#### Work instruction:
Each line of the records that follow must come back exactly, with pictures skipped.

Extracted material below:

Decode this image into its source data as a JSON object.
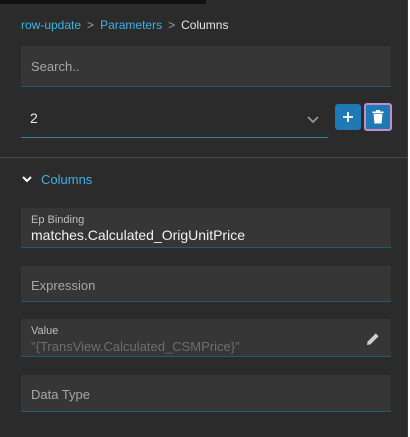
{
  "breadcrumb": {
    "items": [
      {
        "label": "row-update"
      },
      {
        "label": "Parameters"
      }
    ],
    "current": "Columns",
    "separator": ">"
  },
  "search": {
    "placeholder": "Search.."
  },
  "selector": {
    "value": "2"
  },
  "buttons": {
    "add_icon": "plus-icon",
    "delete_icon": "trash-icon"
  },
  "section": {
    "title": "Columns"
  },
  "fields": {
    "ep_binding": {
      "label": "Ep Binding",
      "value": "matches.Calculated_OrigUnitPrice"
    },
    "expression": {
      "placeholder": "Expression"
    },
    "value_field": {
      "label": "Value",
      "value": "\"{TransView.Calculated_CSMPrice}\""
    },
    "data_type": {
      "placeholder": "Data Type"
    }
  },
  "colors": {
    "accent": "#3bb3e6",
    "button": "#1f79b4",
    "panel": "#2b2b2b",
    "field": "#363636"
  }
}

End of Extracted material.

#### Solution to this exercise:
Decode this image into its source data as a JSON object.
{
  "breadcrumb": {
    "items": [
      {
        "label": "row-update"
      },
      {
        "label": "Parameters"
      }
    ],
    "current": "Columns",
    "separator": ">"
  },
  "search": {
    "placeholder": "Search.."
  },
  "selector": {
    "value": "2"
  },
  "buttons": {
    "add_icon": "plus-icon",
    "delete_icon": "trash-icon"
  },
  "section": {
    "title": "Columns"
  },
  "fields": {
    "ep_binding": {
      "label": "Ep Binding",
      "value": "matches.Calculated_OrigUnitPrice"
    },
    "expression": {
      "placeholder": "Expression"
    },
    "value_field": {
      "label": "Value",
      "value": "\"{TransView.Calculated_CSMPrice}\""
    },
    "data_type": {
      "placeholder": "Data Type"
    }
  },
  "colors": {
    "accent": "#3bb3e6",
    "button": "#1f79b4",
    "panel": "#2b2b2b",
    "field": "#363636"
  }
}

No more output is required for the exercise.